  2. Wonderful post, Mark! If my family were nearby, they would totally take you up on your offer! Your cake looks spectacular and I particularly love the last photo. Congratulations on your persistence & will power – it’s really paid off for you!

  3. I am so thankful to have gotten some (or a ton) of this cake. It was one of the most delicious cakes I have eaten. My birthday cakeness is all fulfilled.

    My almost 10 year old son who is a chocolate cake lover was really excited to try this. He gave it between a 9 & 10 on a 1-10 scale. When I asked what his favorite part was, I was surprised. He said it was the vanilla frosting, then said actually it’s more of a cream. Pretty insightful boy. I agreed with him. I really liked the ganache as well, it was very rich.

    Thanks Mark for saving me some cake! It made an amazing early birthday treat. I would definately take more desserts off your hands.

  4. Mark your blog is awesome! Everything looks beautiful and delicious!! The movie Tremors was playing on TV. I couldn’t stop laughing. And I thought the only person who would laugh with me is Mark. I don’t have Facebook. So I googled you! Treeeemors! I know you miss Joe. WISHING YOU ALL THE BEST!!

Leave a Reply

Fill in your details below or click an icon to log in: Logo

You are commenting using your account. Log Out /  Change )

Google+ photo

You are commenting using your Google+ account. Log Out /  Change )

Twitter picture

You are commenting using your Twitter account. Log Out /  Change )

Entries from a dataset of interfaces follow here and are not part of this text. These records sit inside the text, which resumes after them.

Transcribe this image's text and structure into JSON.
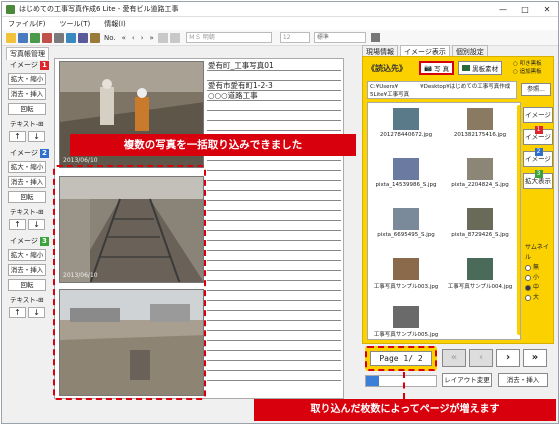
{
  "window": {
    "title": "はじめての工事写真作成6 Lite - 愛有ビル道路工事",
    "controls": [
      "—",
      "□",
      "✕"
    ]
  },
  "menu": [
    "ファイル(F)",
    "ツール(T)",
    "情報(I)"
  ],
  "toolbar": {
    "font": "ＭＳ 明朝",
    "size": "12",
    "style": "標準",
    "label_no": "No."
  },
  "left": {
    "tab": "写真帳管理",
    "groups": [
      {
        "label": "イメージ",
        "num": "1",
        "color": "#e0242b",
        "buttons": [
          "拡大・縮小",
          "消去・挿入",
          "回転"
        ],
        "text": "テキスト-"
      },
      {
        "label": "イメージ",
        "num": "2",
        "color": "#2f6fd0",
        "buttons": [
          "拡大・縮小",
          "消去・挿入",
          "回転"
        ],
        "text": "テキスト-"
      },
      {
        "label": "イメージ",
        "num": "3",
        "color": "#3aa33a",
        "buttons": [
          "拡大・縮小",
          "消去・挿入",
          "回転"
        ],
        "text": "テキスト-"
      }
    ]
  },
  "page": {
    "dates": [
      "2013/06/10",
      "2013/06/10"
    ],
    "text_lines": [
      "愛有町_工事写真01",
      "",
      "愛有市愛有町1-2-3",
      "○○○道路工事"
    ]
  },
  "callouts": {
    "top": "複数の写真を一括取り込みできました",
    "bottom": "取り込んだ枚数によってページが増えます"
  },
  "right": {
    "tabs": [
      "現場情報",
      "イメージ表示",
      "個別設定"
    ],
    "read_title": "《読込先》",
    "source_photo": "写 真",
    "source_blackboard": "黒板素材",
    "radios": [
      "叩き黒板",
      "追加黒板"
    ],
    "path": "C:¥Users¥　　　　¥Desktop¥はじめての工事写真作成5Lite¥工事写真",
    "ref_button": "参照...",
    "thumbs": [
      {
        "name": "201278440672.jpg",
        "color": "#5a7a8a"
      },
      {
        "name": "201382175416.jpg",
        "color": "#8a7a62"
      },
      {
        "name": "pixta_14539986_S.jpg",
        "color": "#6a7aa0"
      },
      {
        "name": "pixta_2204824_S.jpg",
        "color": "#8b8675"
      },
      {
        "name": "pixta_6695495_S.jpg",
        "color": "#7a8a9a"
      },
      {
        "name": "pixta_8729426_S.jpg",
        "color": "#6a6a58"
      },
      {
        "name": "工事写真サンプル003.jpg",
        "color": "#8a6a4a"
      },
      {
        "name": "工事写真サンプル004.jpg",
        "color": "#4a6a5a"
      },
      {
        "name": "工事写真サンプル005.jpg",
        "color": "#6a6a6a"
      }
    ],
    "image_buttons": [
      {
        "label": "イメージ",
        "num": "1",
        "color": "#e0242b"
      },
      {
        "label": "イメージ",
        "num": "2",
        "color": "#2f6fd0"
      },
      {
        "label": "イメージ",
        "num": "3",
        "color": "#3aa33a"
      }
    ],
    "zoom_button": "拡大表示",
    "thumb_size_label": "サムネイル",
    "thumb_sizes": [
      "無",
      "小",
      "中",
      "大"
    ],
    "thumb_size_selected": "中"
  },
  "pager": {
    "page_text": "Page 1/ 2",
    "nav": [
      "«",
      "‹",
      "›",
      "»"
    ],
    "layout_button": "レイアウト変更",
    "erase_button": "消去・挿入",
    "slider_level": 0.18
  }
}
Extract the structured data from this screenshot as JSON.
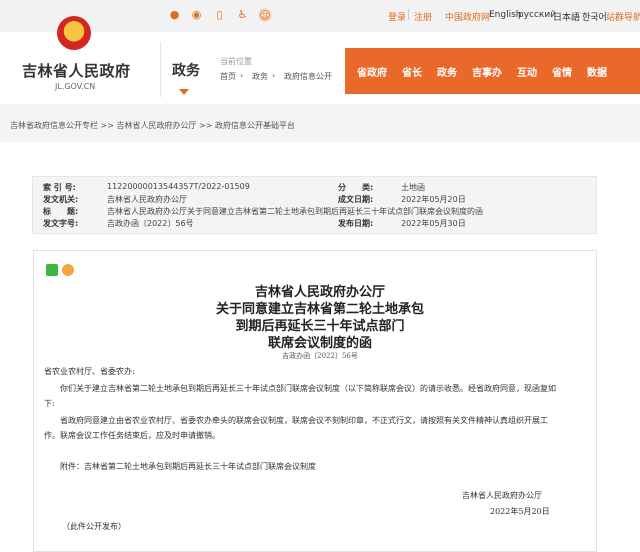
{
  "topbar": {
    "login": "登录",
    "register": "注册",
    "langs": [
      "中国政府网",
      "English",
      "русский",
      "日本語",
      "한국어",
      "站群导航"
    ]
  },
  "header": {
    "gov_name": "吉林省人民政府",
    "domain": "JL.GOV.CN",
    "section": "政务",
    "location_label": "当前位置",
    "location_path": [
      "首页",
      "政务",
      "政府信息公开"
    ],
    "nav": [
      "省政府",
      "省长",
      "政务",
      "吉事办",
      "互动",
      "省情",
      "数据"
    ]
  },
  "breadcrumb": "吉林省政府信息公开专栏 >> 吉林省人民政府办公厅 >> 政府信息公开基础平台",
  "meta": {
    "index_label": "索 引 号:",
    "index_value": "11220000013544357T/2022-01509",
    "category_label": "分　　类:",
    "category_value": "土地函",
    "issuer_label": "发文机关:",
    "issuer_value": "吉林省人民政府办公厅",
    "date_label": "成文日期:",
    "date_value": "2022年05月20日",
    "title_label": "标　　题:",
    "title_value": "吉林省人民政府办公厅关于同意建立吉林省第二轮土地承包到期后再延长三十年试点部门联席会议制度的函",
    "docno_label": "发文字号:",
    "docno_value": "吉政办函〔2022〕56号",
    "pub_label": "发布日期:",
    "pub_value": "2022年05月30日"
  },
  "document": {
    "title_lines": [
      "吉林省人民政府办公厅",
      "关于同意建立吉林省第二轮土地承包",
      "到期后再延长三十年试点部门",
      "联席会议制度的函"
    ],
    "doc_number": "吉政办函〔2022〕56号",
    "salutation": "省农业农村厅、省委农办:",
    "para1_line1": "你们关于建立吉林省第二轮土地承包到期后再延长三十年试点部门联席会议制度（以下简称联席会议）的请示收悉。经省政府同意，现函复如",
    "para1_line2": "下:",
    "para2_line1": "省政府同意建立由省农业农村厅、省委农办牵头的联席会议制度，联席会议不刻制印章，不正式行文，请按照有关文件精神认真组织开展工",
    "para2_line2": "作。联席会议工作任务结束后，应及时申请撤销。",
    "attachment": "附件：吉林省第二轮土地承包到期后再延长三十年试点部门联席会议制度",
    "signature": "吉林省人民政府办公厅",
    "sign_date": "2022年5月20日",
    "note": "（此件公开发布）"
  },
  "colors": {
    "accent": "#e8692a",
    "link": "#e06d1f"
  },
  "icons": [
    "weibo-icon",
    "wechat-icon",
    "mobile-icon",
    "accessibility-icon",
    "mascot-icon"
  ]
}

Facebook photo

You are commenting using your Facebook account. Log Out /  Change )


Connecting to %s